As many of you know by now, Lego Island 2: The Brickster's Revenge is a 3D action/adventure game for the PlayStation and PC. Combining the elements of collecting items to achieve various goals with a plethora of mini-games that are more fun to play than any found in Mario Party, Lego Island 2 transported gamers into the world of Lego. With a gaming experience like that to live up to, developing Lego Island 2 for a portable system may seem like a nearly impossible task to accomplish. The Game Boy Color's limited graphic and processing capabilities didn't make things any easier.
Thankfully, Crawfish Interactive was up to the challenge. Instead of trying to mimic what Silicon Dreams did on the PlayStation version of the game, Crawfish took advantage of the capabilities that the GBC did have and decided to make a somewhat different kind of game, while still having the Lego Island 2 feel to it.
Just like the PlayStation version, you play as Pepper Roni, a young pizza delivery boy destined to be a hero. When a pizza delivery to the Brickster goes terribly wrong, allowing him to escape, it's up to Pepper to save the day and catch the Brickster.
The game is played from a top-down view, allowing you to move around in all directions -- up, down, left or right--re-creating the "go anywhere you want" feel of the PlayStation version. Your means of transportation are either traveling on foot or having a blast cruising around on your skateboard.

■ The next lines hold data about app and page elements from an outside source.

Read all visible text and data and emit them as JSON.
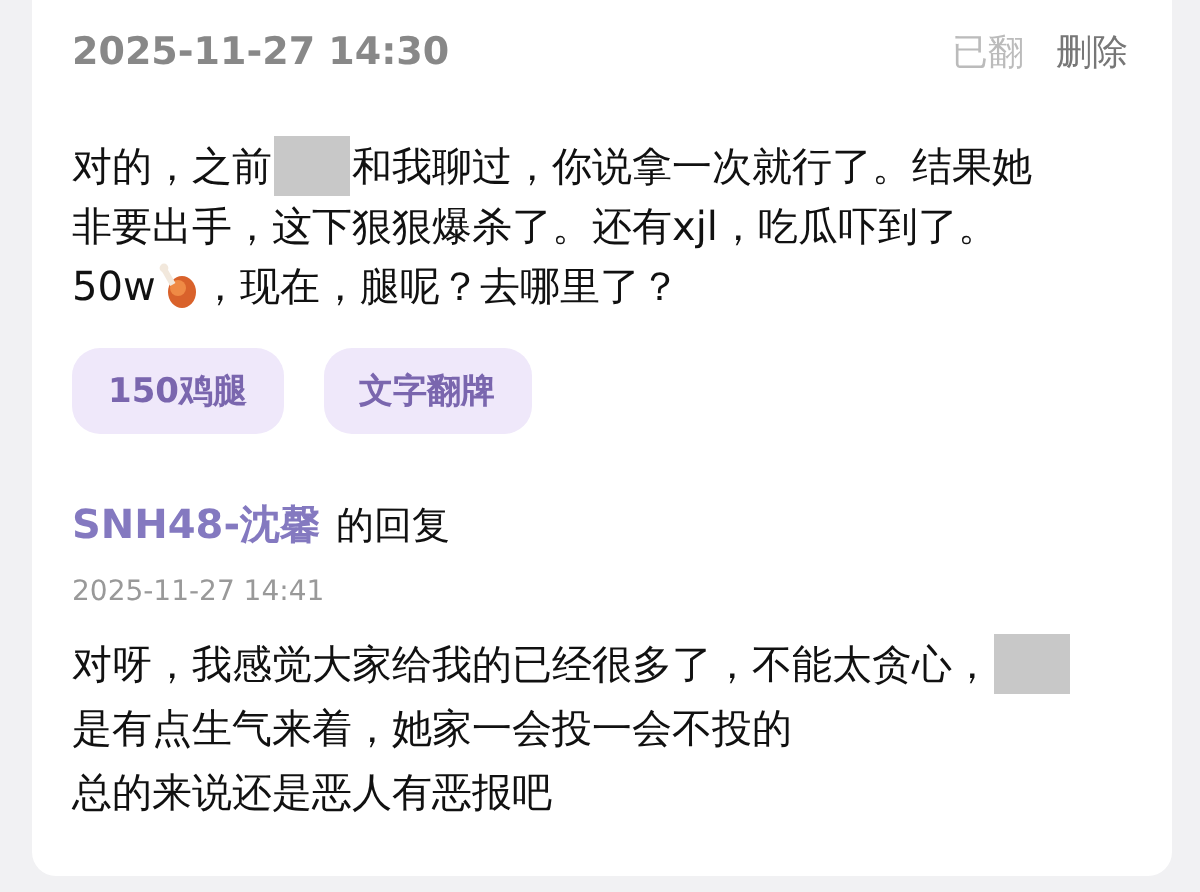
{
  "post": {
    "time": "2025-11-27 14:30",
    "actions": [
      {
        "label": "已翻",
        "disabled": true
      },
      {
        "label": "删除",
        "disabled": false
      }
    ],
    "lines": [
      [
        {
          "kind": "text",
          "text": "对的，之前"
        },
        {
          "kind": "redacted"
        },
        {
          "kind": "text",
          "text": "和我聊过，你说拿一次就行了。结果她"
        }
      ],
      [
        {
          "kind": "text",
          "text": "非要出手，这下狠狠爆杀了。还有xjl，吃瓜吓到了。"
        }
      ],
      [
        {
          "kind": "text",
          "text": "50w"
        },
        {
          "kind": "emoji"
        },
        {
          "kind": "text",
          "text": "，现在，腿呢？去哪里了？"
        }
      ]
    ],
    "tags": [
      "150鸡腿",
      "文字翻牌"
    ]
  },
  "reply": {
    "author": "SNH48-沈馨",
    "suffix": "的回复",
    "time": "2025-11-27 14:41",
    "lines": [
      [
        {
          "kind": "text",
          "text": "对呀，我感觉大家给我的已经很多了，不能太贪心，"
        },
        {
          "kind": "redacted"
        }
      ],
      [
        {
          "kind": "text",
          "text": "是有点生气来着，她家一会投一会不投的"
        }
      ],
      [
        {
          "kind": "text",
          "text": "总的来说还是恶人有恶报吧"
        }
      ]
    ]
  }
}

Press the B button to put Pepper on his skateboard and press it again to take him off. Though, I'm sure that once you start riding your skateboard, you'll never want to go back to using your plastic feet again.
Conversing with your friends (as well as strangers) is an integral part of the game. By talking to others, you'll learn more about what you have to do next and hear clues that will help you track down the Brickster. Hot on the Brickster's tail when all of a sudden you hit a fork in the road? If you see someone near by, walk up next to him and press the A button to chat. If he's seen the Brickster in the area, he'll tell you, but if he hasn't, that is usually a good indication that the Brickster went in another direction.

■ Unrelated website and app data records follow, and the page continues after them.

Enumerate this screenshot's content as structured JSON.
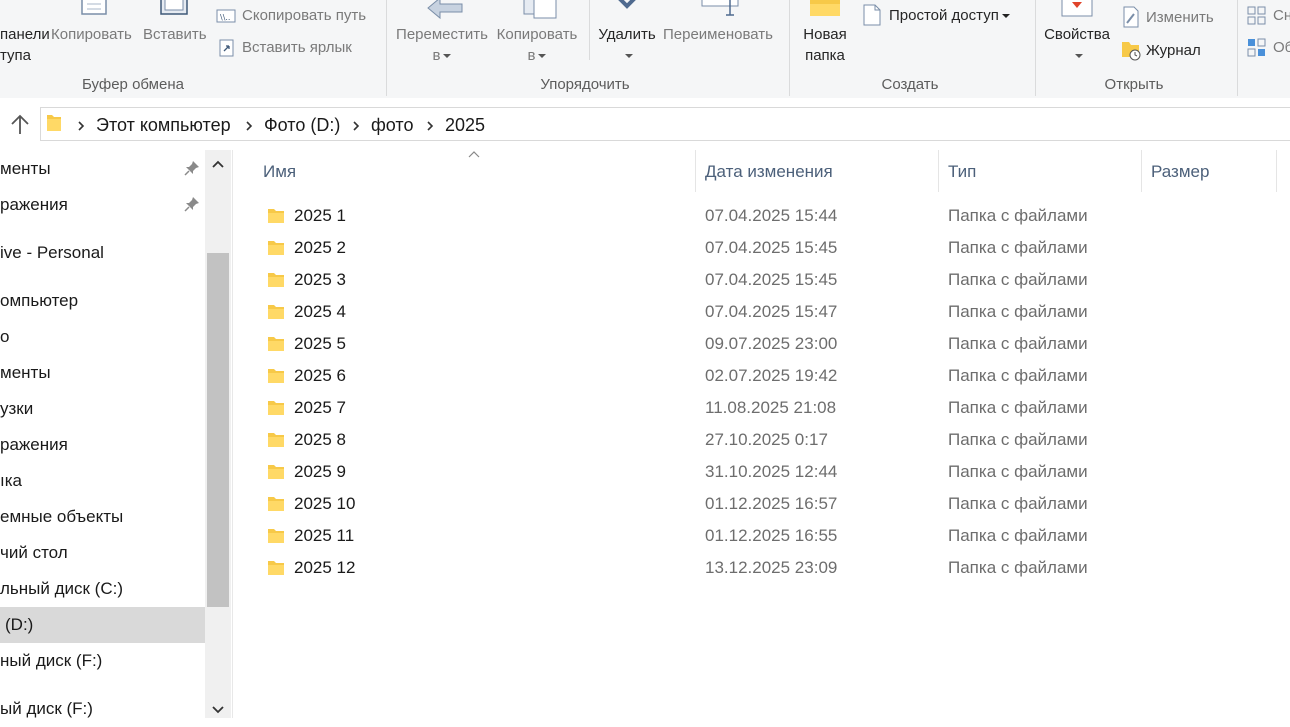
{
  "ribbon": {
    "clipboard": {
      "pin_label_line1": "панели",
      "pin_label_line2": "тупа",
      "copy_label": "Копировать",
      "paste_label": "Вставить",
      "copy_path_label": "Скопировать путь",
      "paste_shortcut_label": "Вставить ярлык",
      "group_label": "Буфер обмена"
    },
    "organize": {
      "move_to_line1": "Переместить",
      "move_to_line2": "в",
      "copy_to_line1": "Копировать",
      "copy_to_line2": "в",
      "delete_label": "Удалить",
      "rename_label": "Переименовать",
      "group_label": "Упорядочить"
    },
    "create": {
      "new_folder_line1": "Новая",
      "new_folder_line2": "папка",
      "easy_access_label": "Простой доступ",
      "group_label": "Создать"
    },
    "open": {
      "properties_label": "Свойства",
      "edit_label": "Изменить",
      "history_label": "Журнал",
      "group_label": "Открыть"
    },
    "select": {
      "item1": "Сн",
      "item2": "Об"
    }
  },
  "address": {
    "crumbs": [
      "Этот компьютер",
      "Фото (D:)",
      "фото",
      "2025"
    ]
  },
  "nav": {
    "items": [
      {
        "label": "менты",
        "pinned": true
      },
      {
        "label": "ражения",
        "pinned": true
      },
      {
        "label": "ive - Personal",
        "pinned": false
      },
      {
        "label": "омпьютер",
        "pinned": false
      },
      {
        "label": "о",
        "pinned": false
      },
      {
        "label": "менты",
        "pinned": false
      },
      {
        "label": "узки",
        "pinned": false
      },
      {
        "label": "ражения",
        "pinned": false
      },
      {
        "label": "ıка",
        "pinned": false
      },
      {
        "label": "емные объекты",
        "pinned": false
      },
      {
        "label": "чий стол",
        "pinned": false
      },
      {
        "label": "льный диск (C:)",
        "pinned": false
      },
      {
        "label": "(D:)",
        "pinned": false,
        "selected": true
      },
      {
        "label": "ный диск (F:)",
        "pinned": false
      },
      {
        "label": "ый диск (F:)",
        "pinned": false
      }
    ]
  },
  "columns": {
    "name": "Имя",
    "date": "Дата изменения",
    "type": "Тип",
    "size": "Размер"
  },
  "files": [
    {
      "name": "2025 1",
      "date": "07.04.2025 15:44",
      "type": "Папка с файлами"
    },
    {
      "name": "2025 2",
      "date": "07.04.2025 15:45",
      "type": "Папка с файлами"
    },
    {
      "name": "2025 3",
      "date": "07.04.2025 15:45",
      "type": "Папка с файлами"
    },
    {
      "name": "2025 4",
      "date": "07.04.2025 15:47",
      "type": "Папка с файлами"
    },
    {
      "name": "2025 5",
      "date": "09.07.2025 23:00",
      "type": "Папка с файлами"
    },
    {
      "name": "2025 6",
      "date": "02.07.2025 19:42",
      "type": "Папка с файлами"
    },
    {
      "name": "2025 7",
      "date": "11.08.2025 21:08",
      "type": "Папка с файлами"
    },
    {
      "name": "2025 8",
      "date": "27.10.2025 0:17",
      "type": "Папка с файлами"
    },
    {
      "name": "2025 9",
      "date": "31.10.2025 12:44",
      "type": "Папка с файлами"
    },
    {
      "name": "2025 10",
      "date": "01.12.2025 16:57",
      "type": "Папка с файлами"
    },
    {
      "name": "2025 11",
      "date": "01.12.2025 16:55",
      "type": "Папка с файлами"
    },
    {
      "name": "2025 12",
      "date": "13.12.2025 23:09",
      "type": "Папка с файлами"
    }
  ],
  "colors": {
    "folder": "#f7c948",
    "header_text": "#4c607a",
    "selected_bg": "#d9d9d9"
  }
}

The A button is also used to throw pizzas (which can destroy the Brickster-Bots) and examine objects, such as the game's trading cards. Why are they called trading cards? Because you can trade them, that's why!
Using the infa-red data transfer port on the top of your Game Boy Color, you can trade any duplicate card you have with a friend. Each trading card has a colorful picture of a Lego character on it, making them a good, fun addition that'll have you searching far and wide, looking around every nook and cranny to one-up your friends and collect them all before they do.
Musically, Lego Island 2 has a very up-beat soundtrack that suits the game well. While most Game Boy Color games, even those from Nintendo (such as Game & Watch Gallery 2) use nothing more than blips and beeps to throw some "noise" in the background. Crawfish Interactive, on the other hand, takes pride in their work and composed a soundtrack that's worth listening to.
There was a point in the game where you must sneak past some guards that reminded me very much of Metal Gear Solid on Game Boy Color. It was fun watching and waiting for the guards to move, giving me just enough time to get past them if I ran. Going too soon or too late would mean having to start all over again.
Lego Island 2: The Brickster's Revenge combines the fun of Lego and the addiction of card collecting with an adventurous story that's great for kids. It's rated E for Everyone and is available now.